My mom told me how grateful she was that I had come and then she asked me what day it was.  I told her it was Wednesday.  After about ten minutes, all of the hospital staff had cleared the room and my mom began talking about all she had planned for the day and all the things that needed cancelling.

She told me that she had started to worry about her health the night before when she needed to go to her daytimer over and over again, yet still couldn’t remember when her appointments were.

She then asked, “What day is it today?”

“Hmmm…” I thought.  Then I answered,  “It’s Wednesday, Mom.”

We carried on chatting for a little while when she told me again that her book club was supposed to come to her place that day.  Then she paused and asked, “What day is it today, honey?”

(Yup.  Now I’m worried.)  “It’s Wednesday…What’s the month, Mom?”

“Oh…gosh…I’m not sure,” she answered.  “Give me a second and I’ll figure it out….September?  October?  I know it’s fall.”

(Now I’m really worried.)  I continued gently, “How old are you?”

“Come on now!” she replied “That’s not fair!  I’m not feeling well.  I don’t know!  Give me a second…I was born in 1937, so….”

I waited for about ten seconds and then asked, “How old am I, Mom?”

“Oh geez…uh…now you’ve got me there.”

“Do you know where you are?”

To this she snorted indignantly and answered accurately.  She knew the name of the hospital and our city.  She knew the year I was born, the year she was born, her wedding anniversary, the names of the women in her book club, and many other obscure details about innumerable things.

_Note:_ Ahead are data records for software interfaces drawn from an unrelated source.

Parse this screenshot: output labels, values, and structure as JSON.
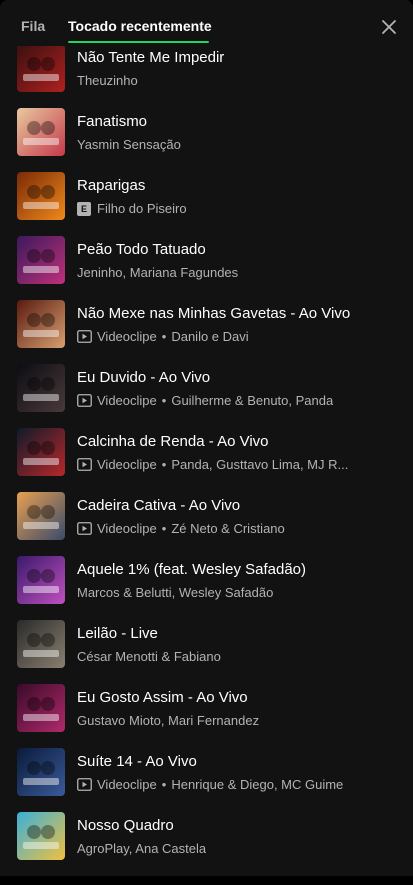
{
  "tabs": [
    {
      "label": "Fila",
      "active": false
    },
    {
      "label": "Tocado recentemente",
      "active": true
    }
  ],
  "accent_color": "#1ed760",
  "close_icon": "close-icon",
  "explicit_badge": "E",
  "tracks": [
    {
      "title": "Não Tente Me Impedir",
      "video": false,
      "explicit": false,
      "video_label": "",
      "artists": "Theuzinho",
      "colors": [
        "#3a1010",
        "#b02020"
      ]
    },
    {
      "title": "Fanatismo",
      "video": false,
      "explicit": false,
      "video_label": "",
      "artists": "Yasmin Sensação",
      "colors": [
        "#e8c9a0",
        "#c43a4a"
      ]
    },
    {
      "title": "Raparigas",
      "video": false,
      "explicit": true,
      "video_label": "",
      "artists": "Filho do Piseiro",
      "colors": [
        "#7a2a06",
        "#f08a1c"
      ]
    },
    {
      "title": "Peão Todo Tatuado",
      "video": false,
      "explicit": false,
      "video_label": "",
      "artists": "Jeninho, Mariana Fagundes",
      "colors": [
        "#3a1a5a",
        "#c0307a"
      ]
    },
    {
      "title": "Não Mexe nas Minhas Gavetas - Ao Vivo",
      "video": true,
      "explicit": false,
      "video_label": "Videoclipe",
      "artists": "Danilo e Davi",
      "colors": [
        "#5a1a10",
        "#d8a070"
      ]
    },
    {
      "title": "Eu Duvido - Ao Vivo",
      "video": true,
      "explicit": false,
      "video_label": "Videoclipe",
      "artists": "Guilherme & Benuto, Panda",
      "colors": [
        "#0c0c14",
        "#4a3a3a"
      ]
    },
    {
      "title": "Calcinha de Renda - Ao Vivo",
      "video": true,
      "explicit": false,
      "video_label": "Videoclipe",
      "artists": "Panda, Gusttavo Lima, MJ R...",
      "colors": [
        "#101a2a",
        "#b8282a"
      ]
    },
    {
      "title": "Cadeira Cativa - Ao Vivo",
      "video": true,
      "explicit": false,
      "video_label": "Videoclipe",
      "artists": "Zé Neto & Cristiano",
      "colors": [
        "#e8a050",
        "#3a4a6a"
      ]
    },
    {
      "title": "Aquele 1% (feat. Wesley Safadão)",
      "video": false,
      "explicit": false,
      "video_label": "",
      "artists": "Marcos & Belutti, Wesley Safadão",
      "colors": [
        "#3a1a6a",
        "#c050c0"
      ]
    },
    {
      "title": "Leilão - Live",
      "video": false,
      "explicit": false,
      "video_label": "",
      "artists": "César Menotti & Fabiano",
      "colors": [
        "#2a2a2a",
        "#8a8070"
      ]
    },
    {
      "title": "Eu Gosto Assim - Ao Vivo",
      "video": false,
      "explicit": false,
      "video_label": "",
      "artists": "Gustavo Mioto, Mari Fernandez",
      "colors": [
        "#3a0a2a",
        "#b02a6a"
      ]
    },
    {
      "title": "Suíte 14 - Ao Vivo",
      "video": true,
      "explicit": false,
      "video_label": "Videoclipe",
      "artists": "Henrique & Diego, MC Guime",
      "colors": [
        "#0a1a3a",
        "#3a5a9a"
      ]
    },
    {
      "title": "Nosso Quadro",
      "video": false,
      "explicit": false,
      "video_label": "",
      "artists": "AgroPlay, Ana Castela",
      "colors": [
        "#3ab0d8",
        "#f0c040"
      ]
    }
  ]
}
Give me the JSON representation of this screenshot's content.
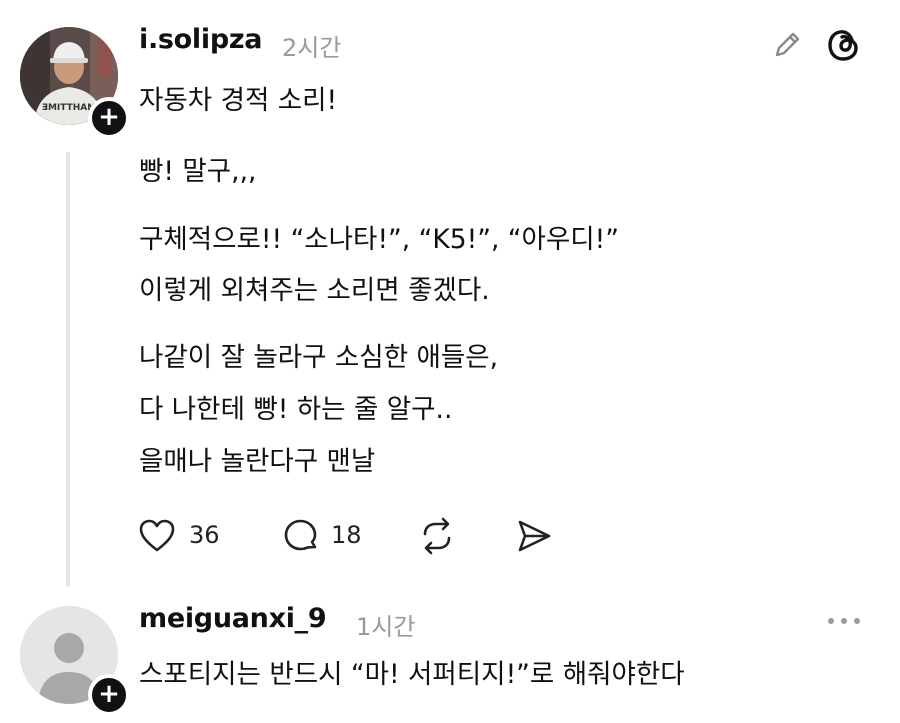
{
  "post": {
    "username": "i.solipza",
    "time": "2시간",
    "lines": {
      "l1": "자동차 경적 소리!",
      "l2": "빵! 말구,,,",
      "l3": "구체적으로!! “소나타!”, “K5!”, “아우디!”",
      "l4": "이렇게 외쳐주는 소리면 좋겠다.",
      "l5": "나같이 잘 놀라구 소심한 애들은,",
      "l6": "다 나한테 빵! 하는 줄 알구..",
      "l7": "을매나 놀란다구 맨날"
    },
    "avatar_shirt_text": "ƎMITTHAM",
    "likes": "36",
    "comments": "18"
  },
  "reply": {
    "username": "meiguanxi_9",
    "time": "1시간",
    "text": "스포티지는 반드시 “마! 서퍼티지!”로 해줘야한다"
  },
  "icons": {
    "edit": "pencil-icon",
    "threads": "threads-logo-icon",
    "like": "heart-icon",
    "comment": "comment-bubble-icon",
    "repost": "repost-icon",
    "share": "send-icon",
    "more": "more-dots-icon",
    "follow": "plus-icon"
  }
}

She had no idea, however, of my age, her age, the month or the year.  She didn’t know my daughter’s age, or her birthdate.  Two days ago this was all rote information.  What was going on?

The only other symptom she had was slightly elevated blood pressure, nausea and a burning sensation throughout her torso, following the nausea.

The doctor ruled out a heart attack and a stroke and, although the nurse said my mom was showing signs of one, he said he felt the term TIA was “over used.”  He said that he saw no concerns with memory, which is truly beyond me.  My mom is a sharp cookie and these details are facts she usually knows like the back of her own hand.

It was a long day of sitting and tests and we were almost on the home stretch, but would not quite be finished in time for me to pick up my daughter from school.  So, I left my mom at the hospital and headed down to the school.  After I picked up my daughter, I headed back up to the hospital and got my mom, who was now all finished.  Next, I headed back down to the south end of the city to take my mom home.  She was still feeling really sick to her stomach, but aside from some factual gaps, she was functioning perfectly.   We arrived at her place and I did some chores for her.  I made her tea and toast, and then I headed back up to our home to get our daughter’s music books and to take her on to piano lessons.

I felt like a ping pong ball on a 10 km long table.

North, South, North, South, North, South….

I am the cheese in the sandwich generation.  I have decided that maybe I am like the Havarti with tiny flakes of hot pepper in it.   I am a combination of spicy and mild, and at the moment I feel like I am riddled with tiny holes.  Today I did an awesome job juggling both mommy and daughter roles.  That makes me flexible like mozzarella.  So, maybe I’m both.

Nevertheless, I’m still smiling.  So, say cheese!

And goodnight….zzzzzz.